Progressive activist Ady Barkan, who has amyotrophic lateral sclerosis (ALS), gave a powerful address at the Democratic national convention on Tuesday endorsing Joe Biden for president, calling Donald Trump an “existential threat” and demanding access to quality healthcare for all Americans.
Healthcare is expected to be at the top of voters’ minds ahead of the November election, which has been upended by the coronavirus pandemic that has left more than 170,000 people dead, infected more than 5.4 million people and left millions unemployed, leaving many without health insurance.
“We live in the richest country in history and yet we do not guarantee this most basic human right,” said Barkan. “Everyone living in America should get the healthcare they need regardless of their employment status or ability to pay.”
Biden, who was formally nominated as the Democrats’ choice for president during the second night of the convention on Tuesday, campaigned on improving and expanding the Affordable Care Act, or Obamacare, but does not support Medicare for All.
However, as the coronavirus pandemic and its economic fallout continues to devastate communities, Biden has inched left on healthcare.
Nonetheless, Barkan, who has lost his voice because of ALS and has previously testified before Congress using eye movements, urged Americans to vote for Biden in order to avoid the “existential threat of another four years of this president”.
“Even during this terrible crisis, Donald Trump and Republican politicians are trying to take away millions of people’s health insurance,” Barkan said.
“We must elect Joe Biden. Each of us must be a hero for our communities, for our country, and then, with a compassionate and intelligent president, we must act together and put on his desk a bill that guarantees us all the health care we deserve.”
In an interview before his speech aired on Tuesday night, Barkan told the New York Times there was “work to do” to “convince Democratic leadership to shift perspective” on healthcare.
“I support Medicare for All and Joe Biden obviously doesn’t,” he said. “Many Democratic voters agree with me, as evidenced by the overwhelming support in the exit polls during the primaries. And the pandemic and depression have proven how dangerous it is to tie insurance to employment.”
The Democratic convention, which has been radically scaled back and moved almost entirely online, has repeatedly attempted to promote a message of unity between liberals, progressives, moderates and also Republicans.
Barkan was diagnosed with ALS in 2016, at 32 years old.
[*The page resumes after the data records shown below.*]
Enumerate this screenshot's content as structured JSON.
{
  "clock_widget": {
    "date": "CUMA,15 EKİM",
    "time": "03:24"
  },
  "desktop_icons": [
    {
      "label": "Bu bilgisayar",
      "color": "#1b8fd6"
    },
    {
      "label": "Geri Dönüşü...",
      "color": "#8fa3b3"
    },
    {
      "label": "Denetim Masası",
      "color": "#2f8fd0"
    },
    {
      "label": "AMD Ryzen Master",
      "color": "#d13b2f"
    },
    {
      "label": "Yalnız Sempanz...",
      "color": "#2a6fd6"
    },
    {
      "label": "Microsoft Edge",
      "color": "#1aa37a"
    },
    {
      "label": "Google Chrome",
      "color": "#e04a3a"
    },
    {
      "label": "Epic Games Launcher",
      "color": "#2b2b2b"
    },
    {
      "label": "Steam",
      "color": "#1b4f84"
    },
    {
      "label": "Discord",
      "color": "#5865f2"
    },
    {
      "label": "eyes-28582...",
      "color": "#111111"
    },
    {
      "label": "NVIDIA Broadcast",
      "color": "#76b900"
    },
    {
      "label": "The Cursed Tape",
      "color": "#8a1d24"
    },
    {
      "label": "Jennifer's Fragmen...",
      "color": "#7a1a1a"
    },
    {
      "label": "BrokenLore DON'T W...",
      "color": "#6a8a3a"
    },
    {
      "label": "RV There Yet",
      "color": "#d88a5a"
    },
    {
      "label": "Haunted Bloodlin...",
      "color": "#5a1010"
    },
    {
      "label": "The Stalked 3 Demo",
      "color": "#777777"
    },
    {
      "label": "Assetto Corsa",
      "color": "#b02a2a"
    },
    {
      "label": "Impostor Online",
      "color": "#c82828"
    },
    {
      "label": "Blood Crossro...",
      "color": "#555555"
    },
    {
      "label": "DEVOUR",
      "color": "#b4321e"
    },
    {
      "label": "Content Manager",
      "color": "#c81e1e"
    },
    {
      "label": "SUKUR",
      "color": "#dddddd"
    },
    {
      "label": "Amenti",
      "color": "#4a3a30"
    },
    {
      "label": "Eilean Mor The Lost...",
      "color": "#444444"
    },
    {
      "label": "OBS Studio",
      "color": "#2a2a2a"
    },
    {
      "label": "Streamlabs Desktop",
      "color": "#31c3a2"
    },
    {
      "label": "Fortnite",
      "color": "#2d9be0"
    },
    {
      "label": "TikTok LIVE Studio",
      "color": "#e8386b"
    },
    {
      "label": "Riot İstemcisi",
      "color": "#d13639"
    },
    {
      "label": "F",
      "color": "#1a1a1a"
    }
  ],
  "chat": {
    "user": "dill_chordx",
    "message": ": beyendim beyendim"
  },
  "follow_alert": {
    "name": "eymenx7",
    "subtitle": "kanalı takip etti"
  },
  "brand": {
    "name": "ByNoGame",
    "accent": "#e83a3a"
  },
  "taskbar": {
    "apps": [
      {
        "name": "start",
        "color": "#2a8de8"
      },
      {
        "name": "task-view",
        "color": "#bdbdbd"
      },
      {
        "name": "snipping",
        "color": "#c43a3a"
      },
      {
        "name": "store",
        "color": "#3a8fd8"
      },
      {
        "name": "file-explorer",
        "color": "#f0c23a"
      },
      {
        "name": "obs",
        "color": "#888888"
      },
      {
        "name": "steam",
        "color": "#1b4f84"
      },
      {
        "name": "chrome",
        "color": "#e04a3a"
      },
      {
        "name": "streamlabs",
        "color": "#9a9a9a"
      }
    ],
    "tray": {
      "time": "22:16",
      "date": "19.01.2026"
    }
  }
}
He was little known outside of progressive circles until he cornered the former Arizona senator Jeff Flake on a flight from Phoenix to Washington and urged Flake not to vote for the Republicans’ tax plan. Barkan told Flake about his medical condition and said the tax bill threatened crippling cuts to the federal disability program he relied on for coverage.
Flake ultimately voted for the measure, but the exchange elevated Barkan’s profile. His group, the Center for Popular Democracy, set up the “Be a Hero” campaign to rally Democrats before the midterms. A profile in Politico called Barkan the “most powerful activist in America”.
“I am hopeful about this country’s future because right now, there is a mass movement of people from all over this country, rising up,” he told the Guardian in 2019.
“Nurses, doctors, patients, caregivers, family members – we are all insisting that there is a better way to structure our society, a better way to care for one another, a better way to use our precious time together. If we do the work, we will build the better world our families deserve.”